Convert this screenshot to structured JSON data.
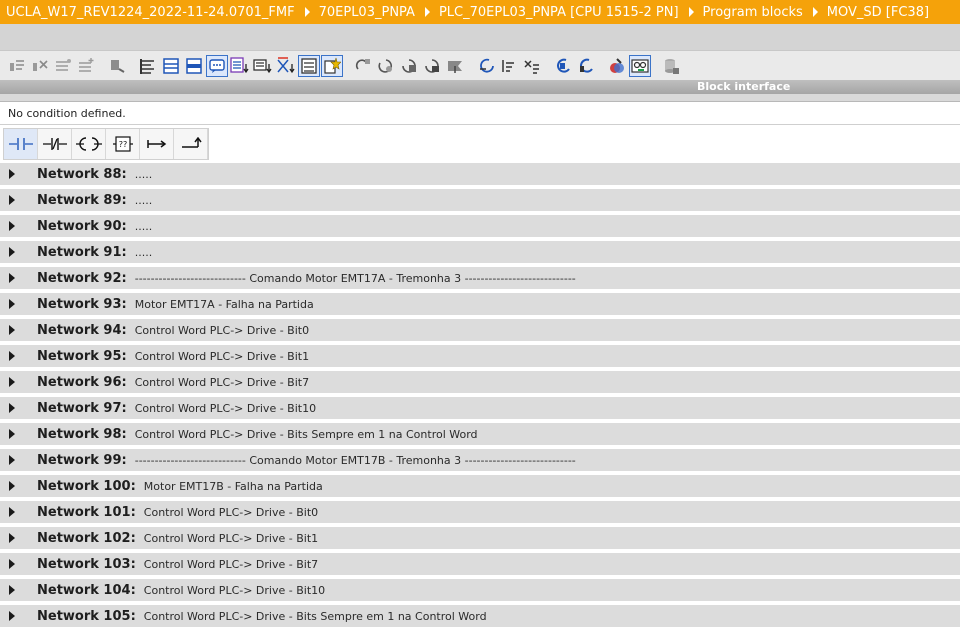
{
  "breadcrumb": [
    "UCLA_W17_REV1224_2022-11-24.0701_FMF",
    "70EPL03_PNPA",
    "PLC_70EPL03_PNPA [CPU 1515-2 PN]",
    "Program blocks",
    "MOV_SD [FC38]"
  ],
  "colors": {
    "title_bar": "#f5a20a",
    "network_row": "#dcdcdc",
    "toolbar": "#eaeaea",
    "active_button_border": "#3b73c8"
  },
  "toolbar": {
    "icons": [
      "insert-network-icon",
      "delete-network-icon",
      "insert-row-icon",
      "add-row-icon",
      "reset-start-values-icon",
      "open-all-networks-icon",
      "close-all-networks-icon",
      "navigation-icon",
      "show-comments-icon",
      "absolute-operands-icon",
      "show-favorites-icon",
      "go-to-first-error-icon",
      "go-to-next-error-icon",
      "update-calls-icon",
      "monitoring-icon",
      "compare-icon",
      "block-interface-icon",
      "download-icon",
      "display-icon"
    ]
  },
  "block_interface": {
    "label": "Block interface"
  },
  "condition": {
    "text": "No condition defined."
  },
  "lad_palette": {
    "items": [
      "normally-open-contact-icon",
      "normally-closed-contact-icon",
      "output-coil-icon",
      "empty-box-icon",
      "open-branch-icon",
      "close-branch-icon"
    ]
  },
  "networks": [
    {
      "name": "Network 88:",
      "comment": "....."
    },
    {
      "name": "Network 89:",
      "comment": "....."
    },
    {
      "name": "Network 90:",
      "comment": "....."
    },
    {
      "name": "Network 91:",
      "comment": "....."
    },
    {
      "name": "Network 92:",
      "comment": "---------------------------- Comando Motor EMT17A - Tremonha 3 ----------------------------"
    },
    {
      "name": "Network 93:",
      "comment": "Motor EMT17A - Falha na Partida"
    },
    {
      "name": "Network 94:",
      "comment": "Control Word PLC-> Drive - Bit0"
    },
    {
      "name": "Network 95:",
      "comment": "Control Word PLC-> Drive - Bit1"
    },
    {
      "name": "Network 96:",
      "comment": "Control Word PLC-> Drive - Bit7"
    },
    {
      "name": "Network 97:",
      "comment": "Control Word PLC-> Drive - Bit10"
    },
    {
      "name": "Network 98:",
      "comment": "Control Word PLC-> Drive - Bits Sempre em 1 na Control Word"
    },
    {
      "name": "Network 99:",
      "comment": "---------------------------- Comando Motor EMT17B - Tremonha 3 ----------------------------"
    },
    {
      "name": "Network 100:",
      "comment": "Motor EMT17B - Falha na Partida"
    },
    {
      "name": "Network 101:",
      "comment": "Control Word PLC-> Drive - Bit0"
    },
    {
      "name": "Network 102:",
      "comment": "Control Word PLC-> Drive - Bit1"
    },
    {
      "name": "Network 103:",
      "comment": "Control Word PLC-> Drive - Bit7"
    },
    {
      "name": "Network 104:",
      "comment": "Control Word PLC-> Drive - Bit10"
    },
    {
      "name": "Network 105:",
      "comment": "Control Word PLC-> Drive - Bits Sempre em 1 na Control Word"
    }
  ]
}
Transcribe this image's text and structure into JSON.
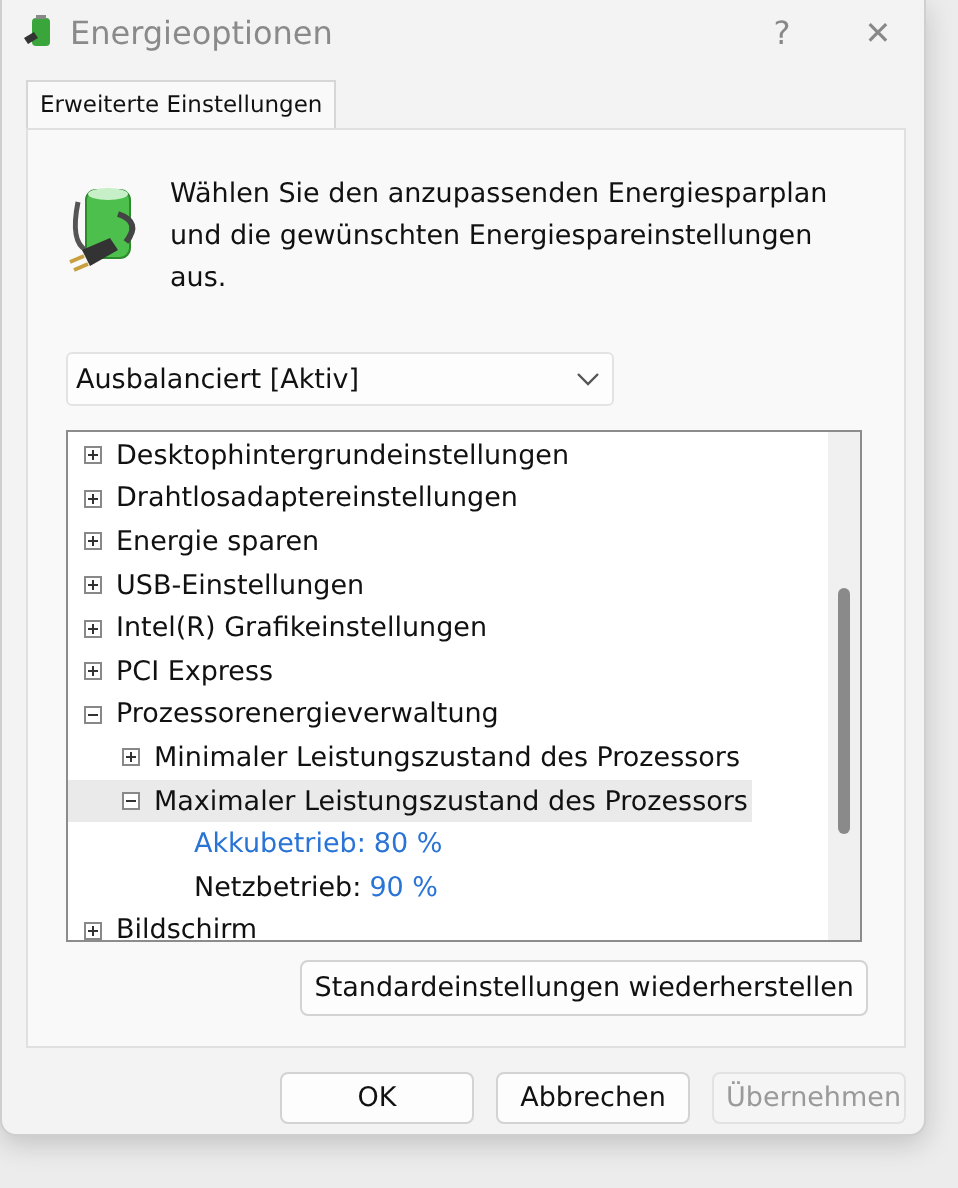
{
  "window": {
    "title": "Energieoptionen",
    "help": "?",
    "close": "✕"
  },
  "tabs": [
    {
      "label": "Erweiterte Einstellungen",
      "selected": true
    }
  ],
  "intro": "Wählen Sie den anzupassenden Energiesparplan und die gewünschten Energiespareinstellungen aus.",
  "plan_dropdown": {
    "value": "Ausbalanciert [Aktiv]"
  },
  "tree": [
    {
      "label": "Desktophintergrundeinstellungen",
      "expanded": false,
      "selected": false
    },
    {
      "label": "Drahtlosadaptereinstellungen",
      "expanded": false,
      "selected": false
    },
    {
      "label": "Energie sparen",
      "expanded": false,
      "selected": false
    },
    {
      "label": "USB-Einstellungen",
      "expanded": false,
      "selected": false
    },
    {
      "label": "Intel(R) Grafikeinstellungen",
      "expanded": false,
      "selected": false
    },
    {
      "label": "PCI Express",
      "expanded": false,
      "selected": false
    },
    {
      "label": "Prozessorenergieverwaltung",
      "expanded": true,
      "selected": false,
      "children": [
        {
          "label": "Minimaler Leistungszustand des Prozessors",
          "expanded": false,
          "selected": false
        },
        {
          "label": "Maximaler Leistungszustand des Prozessors",
          "expanded": true,
          "selected": true,
          "settings": [
            {
              "label": "Akkubetrieb:",
              "value": "80 %",
              "focused": true
            },
            {
              "label": "Netzbetrieb:",
              "value": "90 %",
              "focused": false
            }
          ]
        }
      ]
    },
    {
      "label": "Bildschirm",
      "expanded": false,
      "selected": false
    }
  ],
  "restore_button": "Standardeinstellungen wiederherstellen",
  "buttons": [
    {
      "label": "OK",
      "disabled": false
    },
    {
      "label": "Abbrechen",
      "disabled": false
    },
    {
      "label": "Übernehmen",
      "disabled": true
    }
  ]
}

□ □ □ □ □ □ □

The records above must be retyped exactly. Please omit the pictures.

TASK ANSWER:
Convert this screenshot to structured JSON data.
{
  "breadcrumb": [
    "UCLA_W17_REV1224_2022-11-24.0701_FMF",
    "70EPL03_PNPA",
    "PLC_70EPL03_PNPA [CPU 1515-2 PN]",
    "Program blocks",
    "MOV_SD [FC38]"
  ],
  "colors": {
    "title_bar": "#f5a20a",
    "network_row": "#dcdcdc",
    "toolbar": "#eaeaea",
    "active_button_border": "#3b73c8"
  },
  "toolbar": {
    "icons": [
      "insert-network-icon",
      "delete-network-icon",
      "insert-row-icon",
      "add-row-icon",
      "reset-start-values-icon",
      "open-all-networks-icon",
      "close-all-networks-icon",
      "navigation-icon",
      "show-comments-icon",
      "absolute-operands-icon",
      "show-favorites-icon",
      "go-to-first-error-icon",
      "go-to-next-error-icon",
      "update-calls-icon",
      "monitoring-icon",
      "compare-icon",
      "block-interface-icon",
      "download-icon",
      "display-icon"
    ]
  },
  "block_interface": {
    "label": "Block interface"
  },
  "condition": {
    "text": "No condition defined."
  },
  "lad_palette": {
    "items": [
      "normally-open-contact-icon",
      "normally-closed-contact-icon",
      "output-coil-icon",
      "empty-box-icon",
      "open-branch-icon",
      "close-branch-icon"
    ]
  },
  "networks": [
    {
      "name": "Network 88:",
      "comment": "....."
    },
    {
      "name": "Network 89:",
      "comment": "....."
    },
    {
      "name": "Network 90:",
      "comment": "....."
    },
    {
      "name": "Network 91:",
      "comment": "....."
    },
    {
      "name": "Network 92:",
      "comment": "---------------------------- Comando Motor EMT17A - Tremonha 3 ----------------------------"
    },
    {
      "name": "Network 93:",
      "comment": "Motor EMT17A - Falha na Partida"
    },
    {
      "name": "Network 94:",
      "comment": "Control Word PLC-> Drive - Bit0"
    },
    {
      "name": "Network 95:",
      "comment": "Control Word PLC-> Drive - Bit1"
    },
    {
      "name": "Network 96:",
      "comment": "Control Word PLC-> Drive - Bit7"
    },
    {
      "name": "Network 97:",
      "comment": "Control Word PLC-> Drive - Bit10"
    },
    {
      "name": "Network 98:",
      "comment": "Control Word PLC-> Drive - Bits Sempre em 1 na Control Word"
    },
    {
      "name": "Network 99:",
      "comment": "---------------------------- Comando Motor EMT17B - Tremonha 3 ----------------------------"
    },
    {
      "name": "Network 100:",
      "comment": "Motor EMT17B - Falha na Partida"
    },
    {
      "name": "Network 101:",
      "comment": "Control Word PLC-> Drive - Bit0"
    },
    {
      "name": "Network 102:",
      "comment": "Control Word PLC-> Drive - Bit1"
    },
    {
      "name": "Network 103:",
      "comment": "Control Word PLC-> Drive - Bit7"
    },
    {
      "name": "Network 104:",
      "comment": "Control Word PLC-> Drive - Bit10"
    },
    {
      "name": "Network 105:",
      "comment": "Control Word PLC-> Drive - Bits Sempre em 1 na Control Word"
    }
  ]
}
Transcribe this image's text and structure into JSON.
{
  "window": {
    "title": "Energieoptionen",
    "help": "?",
    "close": "✕"
  },
  "tabs": [
    {
      "label": "Erweiterte Einstellungen",
      "selected": true
    }
  ],
  "intro": "Wählen Sie den anzupassenden Energiesparplan und die gewünschten Energiespareinstellungen aus.",
  "plan_dropdown": {
    "value": "Ausbalanciert [Aktiv]"
  },
  "tree": [
    {
      "label": "Desktophintergrundeinstellungen",
      "expanded": false,
      "selected": false
    },
    {
      "label": "Drahtlosadaptereinstellungen",
      "expanded": false,
      "selected": false
    },
    {
      "label": "Energie sparen",
      "expanded": false,
      "selected": false
    },
    {
      "label": "USB-Einstellungen",
      "expanded": false,
      "selected": false
    },
    {
      "label": "Intel(R) Grafikeinstellungen",
      "expanded": false,
      "selected": false
    },
    {
      "label": "PCI Express",
      "expanded": false,
      "selected": false
    },
    {
      "label": "Prozessorenergieverwaltung",
      "expanded": true,
      "selected": false,
      "children": [
        {
          "label": "Minimaler Leistungszustand des Prozessors",
          "expanded": false,
          "selected": false
        },
        {
          "label": "Maximaler Leistungszustand des Prozessors",
          "expanded": true,
          "selected": true,
          "settings": [
            {
              "label": "Akkubetrieb:",
              "value": "80 %",
              "focused": true
            },
            {
              "label": "Netzbetrieb:",
              "value": "90 %",
              "focused": false
            }
          ]
        }
      ]
    },
    {
      "label": "Bildschirm",
      "expanded": false,
      "selected": false
    }
  ],
  "restore_button": "Standardeinstellungen wiederherstellen",
  "buttons": [
    {
      "label": "OK",
      "disabled": false
    },
    {
      "label": "Abbrechen",
      "disabled": false
    },
    {
      "label": "Übernehmen",
      "disabled": true
    }
  ]
}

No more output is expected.